# PROBLEM DESCRIPTION:
Copy each line below exactly as it appears. Pictures are to be omitted.
"""
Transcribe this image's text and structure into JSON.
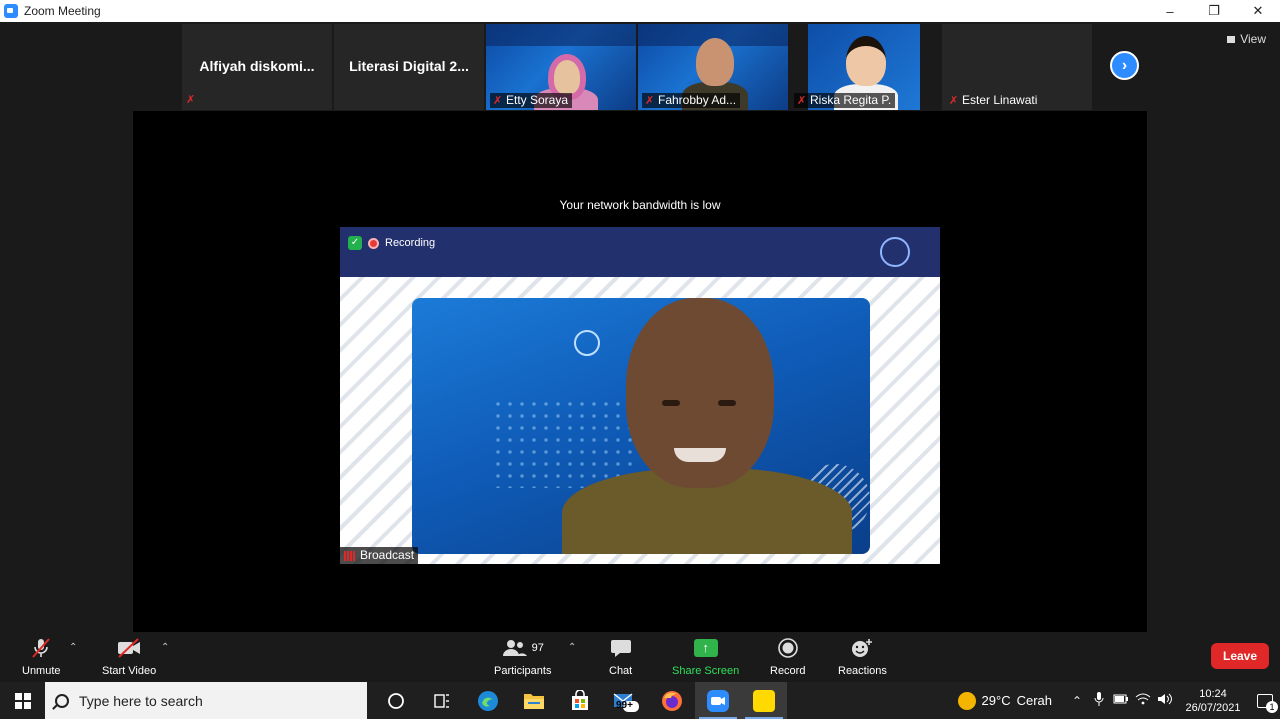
{
  "window": {
    "title": "Zoom Meeting",
    "minimize": "–",
    "restore": "❐",
    "close": "✕"
  },
  "gallery": {
    "tiles": [
      {
        "name": "Alfiyah  diskomi...",
        "muted": true,
        "video": false
      },
      {
        "name": "Literasi  Digital 2...",
        "muted": false,
        "video": false
      },
      {
        "name": "Etty Soraya",
        "muted": true,
        "video": true
      },
      {
        "name": "Fahrobby Ad...",
        "muted": true,
        "video": true
      },
      {
        "name": "Riska Regita P.",
        "muted": true,
        "video": true
      },
      {
        "name": "Ester Linawati",
        "muted": true,
        "video": false
      }
    ],
    "view_label": "View",
    "next_icon": "chevron-right-icon"
  },
  "main": {
    "notice": "Your network bandwidth is low",
    "recording_label": "Recording",
    "speaker_label": "Broadcast"
  },
  "toolbar": {
    "unmute": "Unmute",
    "start_video": "Start Video",
    "participants": "Participants",
    "participants_count": "97",
    "chat": "Chat",
    "share_screen": "Share Screen",
    "record": "Record",
    "reactions": "Reactions",
    "leave": "Leave"
  },
  "taskbar": {
    "search_placeholder": "Type here to search",
    "mail_badge": "99+",
    "weather_temp": "29°C",
    "weather_desc": "Cerah",
    "time": "10:24",
    "date": "26/07/2021",
    "notifications_count": "1"
  },
  "colors": {
    "accent_blue": "#2d8cff",
    "leave_red": "#e02828",
    "share_green": "#2fb34a"
  }
}
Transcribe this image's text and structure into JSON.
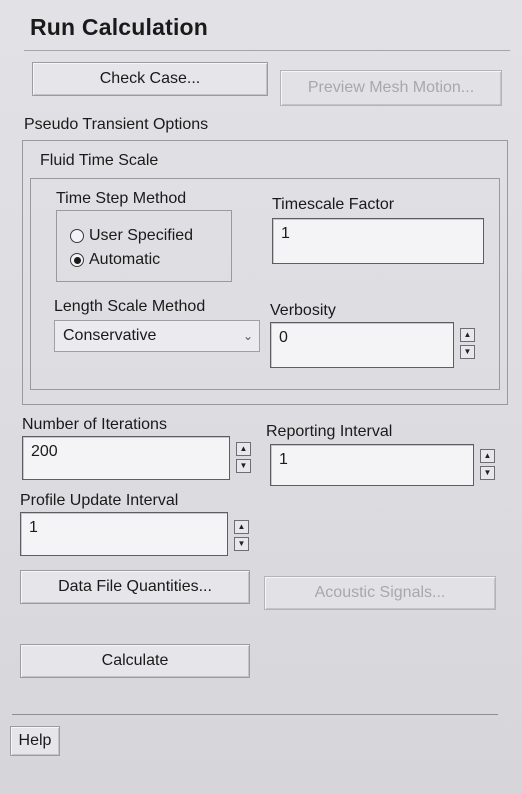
{
  "panel": {
    "title": "Run Calculation"
  },
  "buttons": {
    "check_case": "Check Case...",
    "preview_mesh_motion": "Preview Mesh Motion...",
    "data_file_quantities": "Data File Quantities...",
    "acoustic_signals": "Acoustic Signals...",
    "calculate": "Calculate",
    "help": "Help"
  },
  "pseudo_transient": {
    "group_label": "Pseudo Transient Options",
    "fluid_time_scale": {
      "group_label": "Fluid Time Scale",
      "time_step_method": {
        "label": "Time Step Method",
        "options": [
          {
            "label": "User Specified",
            "selected": false
          },
          {
            "label": "Automatic",
            "selected": true
          }
        ]
      },
      "timescale_factor": {
        "label": "Timescale Factor",
        "value": "1"
      },
      "length_scale_method": {
        "label": "Length Scale Method",
        "value": "Conservative"
      },
      "verbosity": {
        "label": "Verbosity",
        "value": "0"
      }
    }
  },
  "iterations": {
    "number_of_iterations": {
      "label": "Number of Iterations",
      "value": "200"
    },
    "reporting_interval": {
      "label": "Reporting Interval",
      "value": "1"
    },
    "profile_update_interval": {
      "label": "Profile Update Interval",
      "value": "1"
    }
  },
  "icons": {
    "spin_up": "up-triangle",
    "spin_down": "down-triangle",
    "dropdown": "chevron-down"
  }
}
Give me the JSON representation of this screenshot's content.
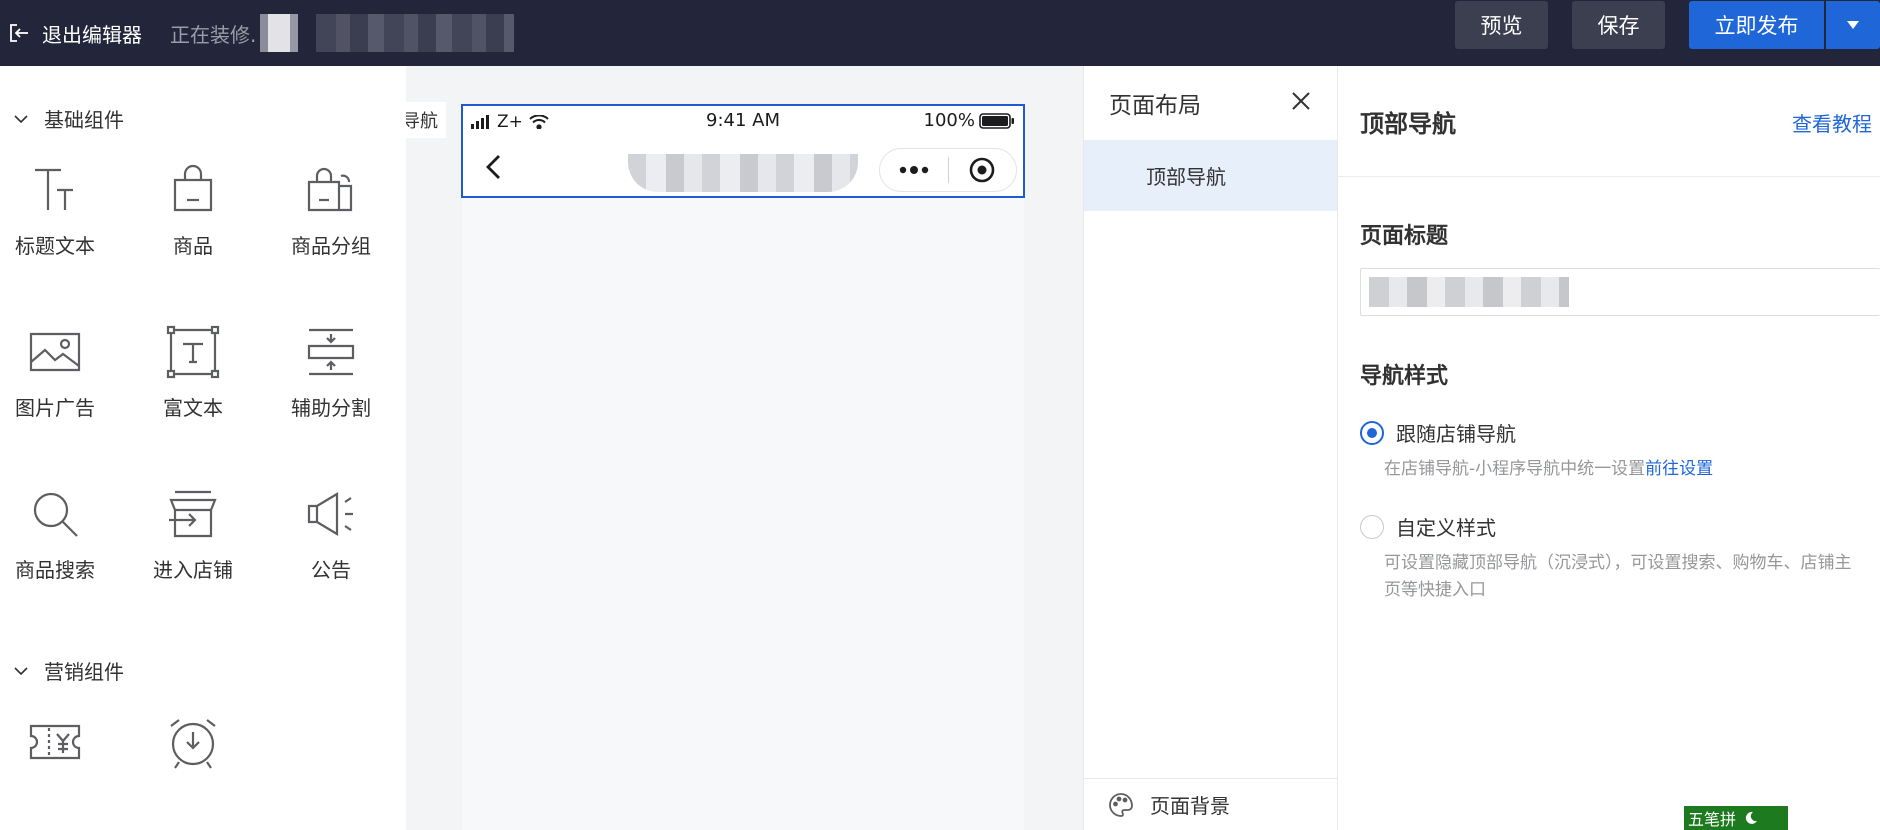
{
  "topbar": {
    "exit_label": "退出编辑器",
    "editing_label": "正在装修.",
    "preview_label": "预览",
    "save_label": "保存",
    "publish_label": "立即发布"
  },
  "left_panel": {
    "basic_title": "基础组件",
    "basic_items": [
      {
        "label": "标题文本",
        "icon": "title-text-icon"
      },
      {
        "label": "商品",
        "icon": "product-bag-icon"
      },
      {
        "label": "商品分组",
        "icon": "product-group-icon"
      },
      {
        "label": "图片广告",
        "icon": "image-ad-icon"
      },
      {
        "label": "富文本",
        "icon": "rich-text-icon"
      },
      {
        "label": "辅助分割",
        "icon": "divider-icon"
      },
      {
        "label": "商品搜索",
        "icon": "search-icon"
      },
      {
        "label": "进入店铺",
        "icon": "store-icon"
      },
      {
        "label": "公告",
        "icon": "megaphone-icon"
      }
    ],
    "marketing_title": "营销组件",
    "marketing_items": [
      {
        "icon": "coupon-icon"
      },
      {
        "icon": "alarm-clock-icon"
      }
    ]
  },
  "canvas": {
    "tab_label": "导航",
    "status_signal": "Z+",
    "status_time": "9:41 AM",
    "status_battery": "100%"
  },
  "layout_panel": {
    "title": "页面布局",
    "item": "顶部导航",
    "bottom": "页面背景"
  },
  "settings": {
    "title": "顶部导航",
    "tutorial": "查看教程",
    "page_title_label": "页面标题",
    "nav_style_label": "导航样式",
    "option1": "跟随店铺导航",
    "option1_hint": "在店铺导航-小程序导航中统一设置",
    "option1_link": "前往设置",
    "option2": "自定义样式",
    "option2_hint": "可设置隐藏顶部导航（沉浸式），可设置搜索、购物车、店铺主页等快捷入口"
  },
  "ime": {
    "label": "五笔拼"
  },
  "colors": {
    "accent": "#1f66d9",
    "topbar": "#23253a",
    "selected_bg": "#e7effb"
  }
}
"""
# RESULT:
Transcribe this image's text and structure into JSON.
{
  "window": {
    "title": "Zoom Meeting",
    "minimize": "–",
    "restore": "❐",
    "close": "✕"
  },
  "gallery": {
    "tiles": [
      {
        "name": "Alfiyah  diskomi...",
        "muted": true,
        "video": false
      },
      {
        "name": "Literasi  Digital 2...",
        "muted": false,
        "video": false
      },
      {
        "name": "Etty Soraya",
        "muted": true,
        "video": true
      },
      {
        "name": "Fahrobby Ad...",
        "muted": true,
        "video": true
      },
      {
        "name": "Riska Regita P.",
        "muted": true,
        "video": true
      },
      {
        "name": "Ester Linawati",
        "muted": true,
        "video": false
      }
    ],
    "view_label": "View",
    "next_icon": "chevron-right-icon"
  },
  "main": {
    "notice": "Your network bandwidth is low",
    "recording_label": "Recording",
    "speaker_label": "Broadcast"
  },
  "toolbar": {
    "unmute": "Unmute",
    "start_video": "Start Video",
    "participants": "Participants",
    "participants_count": "97",
    "chat": "Chat",
    "share_screen": "Share Screen",
    "record": "Record",
    "reactions": "Reactions",
    "leave": "Leave"
  },
  "taskbar": {
    "search_placeholder": "Type here to search",
    "mail_badge": "99+",
    "weather_temp": "29°C",
    "weather_desc": "Cerah",
    "time": "10:24",
    "date": "26/07/2021",
    "notifications_count": "1"
  },
  "colors": {
    "accent_blue": "#2d8cff",
    "leave_red": "#e02828",
    "share_green": "#2fb34a"
  }
}
Transcribe this image's text and structure into JSON.
{
  "panel": {
    "title": "Run Calculation"
  },
  "buttons": {
    "check_case": "Check Case...",
    "preview_mesh_motion": "Preview Mesh Motion...",
    "data_file_quantities": "Data File Quantities...",
    "acoustic_signals": "Acoustic Signals...",
    "calculate": "Calculate",
    "help": "Help"
  },
  "pseudo_transient": {
    "group_label": "Pseudo Transient Options",
    "fluid_time_scale": {
      "group_label": "Fluid Time Scale",
      "time_step_method": {
        "label": "Time Step Method",
        "options": [
          {
            "label": "User Specified",
            "selected": false
          },
          {
            "label": "Automatic",
            "selected": true
          }
        ]
      },
      "timescale_factor": {
        "label": "Timescale Factor",
        "value": "1"
      },
      "length_scale_method": {
        "label": "Length Scale Method",
        "value": "Conservative"
      },
      "verbosity": {
        "label": "Verbosity",
        "value": "0"
      }
    }
  },
  "iterations": {
    "number_of_iterations": {
      "label": "Number of Iterations",
      "value": "200"
    },
    "reporting_interval": {
      "label": "Reporting Interval",
      "value": "1"
    },
    "profile_update_interval": {
      "label": "Profile Update Interval",
      "value": "1"
    }
  },
  "icons": {
    "spin_up": "up-triangle",
    "spin_down": "down-triangle",
    "dropdown": "chevron-down"
  }
}
Give me the JSON representation of this screenshot's content.
{
  "topbar": {
    "exit_label": "退出编辑器",
    "editing_label": "正在装修.",
    "preview_label": "预览",
    "save_label": "保存",
    "publish_label": "立即发布"
  },
  "left_panel": {
    "basic_title": "基础组件",
    "basic_items": [
      {
        "label": "标题文本",
        "icon": "title-text-icon"
      },
      {
        "label": "商品",
        "icon": "product-bag-icon"
      },
      {
        "label": "商品分组",
        "icon": "product-group-icon"
      },
      {
        "label": "图片广告",
        "icon": "image-ad-icon"
      },
      {
        "label": "富文本",
        "icon": "rich-text-icon"
      },
      {
        "label": "辅助分割",
        "icon": "divider-icon"
      },
      {
        "label": "商品搜索",
        "icon": "search-icon"
      },
      {
        "label": "进入店铺",
        "icon": "store-icon"
      },
      {
        "label": "公告",
        "icon": "megaphone-icon"
      }
    ],
    "marketing_title": "营销组件",
    "marketing_items": [
      {
        "icon": "coupon-icon"
      },
      {
        "icon": "alarm-clock-icon"
      }
    ]
  },
  "canvas": {
    "tab_label": "导航",
    "status_signal": "Z+",
    "status_time": "9:41 AM",
    "status_battery": "100%"
  },
  "layout_panel": {
    "title": "页面布局",
    "item": "顶部导航",
    "bottom": "页面背景"
  },
  "settings": {
    "title": "顶部导航",
    "tutorial": "查看教程",
    "page_title_label": "页面标题",
    "nav_style_label": "导航样式",
    "option1": "跟随店铺导航",
    "option1_hint": "在店铺导航-小程序导航中统一设置",
    "option1_link": "前往设置",
    "option2": "自定义样式",
    "option2_hint": "可设置隐藏顶部导航（沉浸式），可设置搜索、购物车、店铺主页等快捷入口"
  },
  "ime": {
    "label": "五笔拼"
  },
  "colors": {
    "accent": "#1f66d9",
    "topbar": "#23253a",
    "selected_bg": "#e7effb"
  }
}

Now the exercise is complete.